## WORK ITEM
Using the records provided below, locate and copy each line that contains the word "Scale".

● ● ● ●

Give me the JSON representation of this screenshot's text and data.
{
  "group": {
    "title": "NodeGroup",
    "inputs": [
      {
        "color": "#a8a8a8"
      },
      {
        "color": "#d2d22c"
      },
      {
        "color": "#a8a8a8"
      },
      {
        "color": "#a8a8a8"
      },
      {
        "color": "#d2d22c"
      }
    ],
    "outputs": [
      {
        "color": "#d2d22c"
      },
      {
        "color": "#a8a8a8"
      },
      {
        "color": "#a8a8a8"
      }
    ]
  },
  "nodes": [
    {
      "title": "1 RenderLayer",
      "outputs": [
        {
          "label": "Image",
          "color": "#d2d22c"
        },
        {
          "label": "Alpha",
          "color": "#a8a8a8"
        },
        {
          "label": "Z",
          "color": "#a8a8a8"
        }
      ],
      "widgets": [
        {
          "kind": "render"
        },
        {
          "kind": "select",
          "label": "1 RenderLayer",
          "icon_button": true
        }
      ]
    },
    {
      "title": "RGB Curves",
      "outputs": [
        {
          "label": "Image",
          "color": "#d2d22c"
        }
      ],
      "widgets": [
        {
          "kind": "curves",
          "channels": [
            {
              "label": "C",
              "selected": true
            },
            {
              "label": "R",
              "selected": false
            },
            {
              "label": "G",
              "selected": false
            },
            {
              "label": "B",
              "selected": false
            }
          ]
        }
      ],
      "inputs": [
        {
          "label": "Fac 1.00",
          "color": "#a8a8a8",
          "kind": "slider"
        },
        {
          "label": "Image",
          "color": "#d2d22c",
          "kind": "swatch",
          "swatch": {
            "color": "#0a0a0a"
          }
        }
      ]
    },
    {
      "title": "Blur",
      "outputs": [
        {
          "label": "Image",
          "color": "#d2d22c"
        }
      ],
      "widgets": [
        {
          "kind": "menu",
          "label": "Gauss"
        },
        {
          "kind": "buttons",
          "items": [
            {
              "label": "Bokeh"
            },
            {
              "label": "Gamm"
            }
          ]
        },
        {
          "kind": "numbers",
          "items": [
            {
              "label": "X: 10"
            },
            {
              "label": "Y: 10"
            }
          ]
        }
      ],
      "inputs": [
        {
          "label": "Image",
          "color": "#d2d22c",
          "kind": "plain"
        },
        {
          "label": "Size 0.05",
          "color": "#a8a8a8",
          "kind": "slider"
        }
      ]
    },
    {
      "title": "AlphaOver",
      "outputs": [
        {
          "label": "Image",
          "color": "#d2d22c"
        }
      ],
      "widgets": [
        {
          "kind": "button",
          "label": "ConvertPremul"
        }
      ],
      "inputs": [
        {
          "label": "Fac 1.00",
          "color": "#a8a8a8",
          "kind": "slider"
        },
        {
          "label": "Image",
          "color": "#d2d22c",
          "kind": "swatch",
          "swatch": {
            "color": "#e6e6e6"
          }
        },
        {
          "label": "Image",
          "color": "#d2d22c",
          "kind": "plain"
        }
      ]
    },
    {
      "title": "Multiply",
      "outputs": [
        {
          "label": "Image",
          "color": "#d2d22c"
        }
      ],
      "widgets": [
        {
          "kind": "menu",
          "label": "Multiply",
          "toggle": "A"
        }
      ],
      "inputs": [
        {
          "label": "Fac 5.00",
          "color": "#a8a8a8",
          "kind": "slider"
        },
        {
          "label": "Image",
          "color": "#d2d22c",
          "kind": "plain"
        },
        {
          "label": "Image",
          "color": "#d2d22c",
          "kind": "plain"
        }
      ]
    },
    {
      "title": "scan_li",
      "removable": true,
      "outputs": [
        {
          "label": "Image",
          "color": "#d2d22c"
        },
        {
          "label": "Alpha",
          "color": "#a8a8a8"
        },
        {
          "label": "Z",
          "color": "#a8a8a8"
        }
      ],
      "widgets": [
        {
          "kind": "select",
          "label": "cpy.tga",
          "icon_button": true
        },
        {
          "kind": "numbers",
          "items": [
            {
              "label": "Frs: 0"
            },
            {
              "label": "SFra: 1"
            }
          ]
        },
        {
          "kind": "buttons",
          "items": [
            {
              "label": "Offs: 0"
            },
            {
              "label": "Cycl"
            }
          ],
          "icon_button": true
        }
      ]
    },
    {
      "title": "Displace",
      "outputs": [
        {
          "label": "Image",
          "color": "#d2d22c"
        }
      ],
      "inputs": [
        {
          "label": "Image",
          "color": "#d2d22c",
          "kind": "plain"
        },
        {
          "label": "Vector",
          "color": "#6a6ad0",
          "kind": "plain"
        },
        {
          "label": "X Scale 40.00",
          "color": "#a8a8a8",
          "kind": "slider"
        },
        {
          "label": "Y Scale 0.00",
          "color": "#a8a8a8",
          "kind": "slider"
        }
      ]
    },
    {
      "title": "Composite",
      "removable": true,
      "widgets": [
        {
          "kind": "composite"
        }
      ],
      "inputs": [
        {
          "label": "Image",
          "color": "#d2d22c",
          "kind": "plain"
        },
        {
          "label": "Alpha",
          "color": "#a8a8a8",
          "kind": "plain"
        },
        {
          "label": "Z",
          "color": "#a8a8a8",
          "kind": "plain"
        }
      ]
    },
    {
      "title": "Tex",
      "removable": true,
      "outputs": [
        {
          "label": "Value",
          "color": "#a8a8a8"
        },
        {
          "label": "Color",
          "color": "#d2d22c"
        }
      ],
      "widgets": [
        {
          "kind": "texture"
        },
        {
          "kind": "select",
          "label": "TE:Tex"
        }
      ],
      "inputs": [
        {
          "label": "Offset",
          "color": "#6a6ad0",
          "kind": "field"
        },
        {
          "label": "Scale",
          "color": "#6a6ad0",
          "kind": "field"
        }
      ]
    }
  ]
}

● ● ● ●

## SOLVED EXERCISE
          "label": "X Scale 40.00",
          "label": "Y Scale 0.00",
          "label": "Scale",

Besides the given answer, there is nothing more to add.